** Opening DATA SHOWN block **

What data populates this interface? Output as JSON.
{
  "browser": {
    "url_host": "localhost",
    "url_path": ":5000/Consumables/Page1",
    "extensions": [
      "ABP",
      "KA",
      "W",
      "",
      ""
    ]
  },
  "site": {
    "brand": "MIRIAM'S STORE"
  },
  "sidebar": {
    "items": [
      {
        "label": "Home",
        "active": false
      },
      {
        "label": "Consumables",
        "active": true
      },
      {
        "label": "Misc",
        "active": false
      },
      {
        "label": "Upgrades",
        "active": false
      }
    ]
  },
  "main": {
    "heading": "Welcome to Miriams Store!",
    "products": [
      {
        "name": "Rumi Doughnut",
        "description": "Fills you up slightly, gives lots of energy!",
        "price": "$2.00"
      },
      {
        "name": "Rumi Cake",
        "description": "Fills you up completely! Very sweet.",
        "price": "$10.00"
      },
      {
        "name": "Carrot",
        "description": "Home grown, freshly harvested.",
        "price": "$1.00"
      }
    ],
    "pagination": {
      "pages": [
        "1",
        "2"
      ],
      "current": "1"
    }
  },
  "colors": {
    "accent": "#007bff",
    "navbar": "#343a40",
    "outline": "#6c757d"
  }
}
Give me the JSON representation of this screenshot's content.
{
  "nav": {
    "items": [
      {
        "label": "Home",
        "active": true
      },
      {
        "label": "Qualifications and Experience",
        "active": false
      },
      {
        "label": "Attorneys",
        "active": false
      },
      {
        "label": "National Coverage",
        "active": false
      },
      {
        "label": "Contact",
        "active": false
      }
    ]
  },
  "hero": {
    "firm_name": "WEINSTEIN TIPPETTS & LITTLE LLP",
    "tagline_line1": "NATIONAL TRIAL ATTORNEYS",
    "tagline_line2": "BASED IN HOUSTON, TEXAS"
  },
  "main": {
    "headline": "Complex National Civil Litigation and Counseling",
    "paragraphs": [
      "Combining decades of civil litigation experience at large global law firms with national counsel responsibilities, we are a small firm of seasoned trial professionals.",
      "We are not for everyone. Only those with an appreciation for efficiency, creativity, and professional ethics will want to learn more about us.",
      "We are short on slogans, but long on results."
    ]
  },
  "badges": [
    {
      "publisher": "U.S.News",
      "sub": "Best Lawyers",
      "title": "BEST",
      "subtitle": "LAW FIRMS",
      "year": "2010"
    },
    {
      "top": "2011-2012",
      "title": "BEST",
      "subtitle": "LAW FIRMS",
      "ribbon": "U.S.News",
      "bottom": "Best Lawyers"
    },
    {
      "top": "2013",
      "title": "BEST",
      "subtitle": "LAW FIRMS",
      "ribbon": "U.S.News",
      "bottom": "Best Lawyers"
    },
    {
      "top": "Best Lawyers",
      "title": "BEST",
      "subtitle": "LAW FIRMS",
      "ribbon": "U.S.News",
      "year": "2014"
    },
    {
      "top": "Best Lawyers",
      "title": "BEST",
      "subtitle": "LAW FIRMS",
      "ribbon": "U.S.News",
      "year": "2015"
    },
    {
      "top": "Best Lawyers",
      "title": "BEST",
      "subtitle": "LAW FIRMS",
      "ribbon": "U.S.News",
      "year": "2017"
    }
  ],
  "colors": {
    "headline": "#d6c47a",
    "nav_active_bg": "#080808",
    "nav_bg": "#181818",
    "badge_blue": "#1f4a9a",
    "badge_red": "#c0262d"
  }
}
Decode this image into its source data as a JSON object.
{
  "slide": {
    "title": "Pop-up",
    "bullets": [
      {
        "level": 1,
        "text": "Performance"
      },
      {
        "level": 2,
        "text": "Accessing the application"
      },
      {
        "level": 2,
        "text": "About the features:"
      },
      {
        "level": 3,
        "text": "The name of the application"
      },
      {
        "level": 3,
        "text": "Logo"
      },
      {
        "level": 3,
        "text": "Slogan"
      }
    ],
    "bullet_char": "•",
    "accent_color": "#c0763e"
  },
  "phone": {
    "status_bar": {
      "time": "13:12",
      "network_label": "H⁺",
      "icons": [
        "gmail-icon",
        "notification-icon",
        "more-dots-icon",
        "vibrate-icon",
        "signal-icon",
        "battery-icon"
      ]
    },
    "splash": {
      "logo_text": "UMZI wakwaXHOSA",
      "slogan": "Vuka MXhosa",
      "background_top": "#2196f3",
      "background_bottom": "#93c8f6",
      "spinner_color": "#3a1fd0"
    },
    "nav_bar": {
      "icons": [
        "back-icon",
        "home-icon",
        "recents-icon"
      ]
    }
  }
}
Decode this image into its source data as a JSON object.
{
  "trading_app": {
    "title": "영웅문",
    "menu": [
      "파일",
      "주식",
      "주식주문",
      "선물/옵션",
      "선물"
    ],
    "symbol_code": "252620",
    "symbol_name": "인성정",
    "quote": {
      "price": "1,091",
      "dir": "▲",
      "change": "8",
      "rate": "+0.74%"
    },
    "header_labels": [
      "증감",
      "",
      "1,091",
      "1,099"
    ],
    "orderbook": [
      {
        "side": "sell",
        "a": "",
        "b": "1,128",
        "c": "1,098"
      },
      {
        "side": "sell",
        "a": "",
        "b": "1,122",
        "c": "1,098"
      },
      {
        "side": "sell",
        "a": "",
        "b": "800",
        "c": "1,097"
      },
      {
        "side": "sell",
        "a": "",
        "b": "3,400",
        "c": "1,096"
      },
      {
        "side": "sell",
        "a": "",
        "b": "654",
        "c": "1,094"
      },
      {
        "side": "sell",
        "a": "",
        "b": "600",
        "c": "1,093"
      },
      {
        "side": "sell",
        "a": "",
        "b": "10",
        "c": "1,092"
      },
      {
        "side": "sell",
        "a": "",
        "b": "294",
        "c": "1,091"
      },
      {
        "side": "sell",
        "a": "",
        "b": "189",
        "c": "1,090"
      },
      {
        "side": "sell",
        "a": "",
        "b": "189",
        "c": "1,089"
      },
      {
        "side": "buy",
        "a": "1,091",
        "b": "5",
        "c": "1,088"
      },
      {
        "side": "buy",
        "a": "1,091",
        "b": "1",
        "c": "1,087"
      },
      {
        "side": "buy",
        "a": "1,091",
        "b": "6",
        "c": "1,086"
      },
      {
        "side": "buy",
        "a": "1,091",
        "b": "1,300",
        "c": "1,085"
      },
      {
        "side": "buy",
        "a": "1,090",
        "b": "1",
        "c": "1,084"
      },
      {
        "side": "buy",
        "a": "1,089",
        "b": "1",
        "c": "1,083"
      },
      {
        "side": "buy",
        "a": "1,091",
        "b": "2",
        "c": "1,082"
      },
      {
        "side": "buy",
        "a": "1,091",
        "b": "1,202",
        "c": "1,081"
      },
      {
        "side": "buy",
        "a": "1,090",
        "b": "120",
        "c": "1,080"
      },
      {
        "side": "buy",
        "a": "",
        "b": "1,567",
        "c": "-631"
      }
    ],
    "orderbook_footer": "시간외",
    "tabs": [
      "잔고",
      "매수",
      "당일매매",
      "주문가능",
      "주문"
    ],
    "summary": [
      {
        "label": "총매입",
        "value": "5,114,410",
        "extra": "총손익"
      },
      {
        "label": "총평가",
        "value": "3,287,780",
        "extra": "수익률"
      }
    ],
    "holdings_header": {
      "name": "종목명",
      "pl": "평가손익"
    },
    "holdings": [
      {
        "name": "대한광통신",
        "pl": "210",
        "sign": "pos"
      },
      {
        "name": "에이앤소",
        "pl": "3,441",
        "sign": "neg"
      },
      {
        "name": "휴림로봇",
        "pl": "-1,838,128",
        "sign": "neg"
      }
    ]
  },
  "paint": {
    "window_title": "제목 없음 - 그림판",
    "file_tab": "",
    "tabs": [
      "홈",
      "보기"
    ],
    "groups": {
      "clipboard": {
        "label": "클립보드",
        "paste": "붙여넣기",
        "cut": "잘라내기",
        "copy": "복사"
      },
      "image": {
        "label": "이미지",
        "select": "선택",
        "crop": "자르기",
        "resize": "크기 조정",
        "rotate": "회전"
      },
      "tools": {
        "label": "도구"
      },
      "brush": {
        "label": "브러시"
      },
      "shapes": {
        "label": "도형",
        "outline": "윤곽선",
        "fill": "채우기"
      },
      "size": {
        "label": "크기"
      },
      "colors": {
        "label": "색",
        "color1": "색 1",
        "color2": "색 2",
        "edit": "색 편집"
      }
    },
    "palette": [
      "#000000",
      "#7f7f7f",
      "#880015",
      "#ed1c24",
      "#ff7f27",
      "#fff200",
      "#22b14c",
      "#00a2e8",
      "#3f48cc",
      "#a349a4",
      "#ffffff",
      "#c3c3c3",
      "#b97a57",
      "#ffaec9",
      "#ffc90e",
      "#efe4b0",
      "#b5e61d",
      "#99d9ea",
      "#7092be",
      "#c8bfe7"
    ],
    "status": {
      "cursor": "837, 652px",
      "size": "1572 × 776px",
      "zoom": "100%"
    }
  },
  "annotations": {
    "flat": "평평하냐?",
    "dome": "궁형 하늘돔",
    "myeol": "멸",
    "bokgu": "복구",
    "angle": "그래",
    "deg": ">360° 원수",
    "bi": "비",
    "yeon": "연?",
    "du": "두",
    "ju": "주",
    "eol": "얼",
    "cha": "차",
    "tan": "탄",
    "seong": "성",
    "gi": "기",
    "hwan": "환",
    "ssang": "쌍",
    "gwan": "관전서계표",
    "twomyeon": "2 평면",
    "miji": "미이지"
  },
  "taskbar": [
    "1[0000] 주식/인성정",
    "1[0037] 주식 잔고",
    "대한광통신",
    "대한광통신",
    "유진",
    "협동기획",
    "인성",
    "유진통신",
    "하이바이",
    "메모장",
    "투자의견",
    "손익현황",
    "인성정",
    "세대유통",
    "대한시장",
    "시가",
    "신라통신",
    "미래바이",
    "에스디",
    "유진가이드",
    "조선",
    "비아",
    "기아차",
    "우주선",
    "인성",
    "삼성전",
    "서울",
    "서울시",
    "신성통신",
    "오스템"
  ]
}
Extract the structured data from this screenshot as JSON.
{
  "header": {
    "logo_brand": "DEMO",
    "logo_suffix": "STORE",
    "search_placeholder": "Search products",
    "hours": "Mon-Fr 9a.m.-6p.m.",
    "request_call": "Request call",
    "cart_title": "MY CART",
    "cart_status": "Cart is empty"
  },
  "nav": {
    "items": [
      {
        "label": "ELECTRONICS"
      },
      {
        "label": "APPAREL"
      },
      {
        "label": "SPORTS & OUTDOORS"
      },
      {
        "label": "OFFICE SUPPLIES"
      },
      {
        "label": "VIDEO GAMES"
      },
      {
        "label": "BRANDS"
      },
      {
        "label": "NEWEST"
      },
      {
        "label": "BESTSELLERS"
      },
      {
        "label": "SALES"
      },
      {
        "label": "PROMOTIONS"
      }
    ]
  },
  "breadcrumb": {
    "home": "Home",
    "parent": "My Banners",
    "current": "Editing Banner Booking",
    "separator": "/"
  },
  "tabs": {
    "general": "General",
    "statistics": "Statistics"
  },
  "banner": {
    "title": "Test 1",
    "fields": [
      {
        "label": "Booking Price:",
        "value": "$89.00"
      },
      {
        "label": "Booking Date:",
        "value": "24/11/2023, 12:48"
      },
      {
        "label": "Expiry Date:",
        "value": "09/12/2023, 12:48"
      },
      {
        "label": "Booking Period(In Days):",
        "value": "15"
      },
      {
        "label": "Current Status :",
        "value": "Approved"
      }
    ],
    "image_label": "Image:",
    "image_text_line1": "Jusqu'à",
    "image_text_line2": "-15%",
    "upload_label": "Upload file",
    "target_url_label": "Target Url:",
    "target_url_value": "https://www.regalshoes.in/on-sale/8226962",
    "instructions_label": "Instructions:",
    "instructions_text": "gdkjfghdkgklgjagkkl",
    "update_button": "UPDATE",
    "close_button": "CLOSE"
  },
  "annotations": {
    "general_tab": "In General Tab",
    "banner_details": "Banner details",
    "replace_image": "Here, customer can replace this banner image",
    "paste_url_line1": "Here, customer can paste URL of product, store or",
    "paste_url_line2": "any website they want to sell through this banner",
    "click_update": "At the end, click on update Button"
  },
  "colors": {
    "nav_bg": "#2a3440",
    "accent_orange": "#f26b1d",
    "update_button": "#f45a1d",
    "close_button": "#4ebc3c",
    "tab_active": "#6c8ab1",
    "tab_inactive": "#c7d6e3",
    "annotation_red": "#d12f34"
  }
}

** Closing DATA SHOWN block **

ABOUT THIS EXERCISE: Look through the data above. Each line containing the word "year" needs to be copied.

TASK RESPONSE:
      "year": "2010"
      "year": "2014"
      "year": "2015"
      "year": "2017"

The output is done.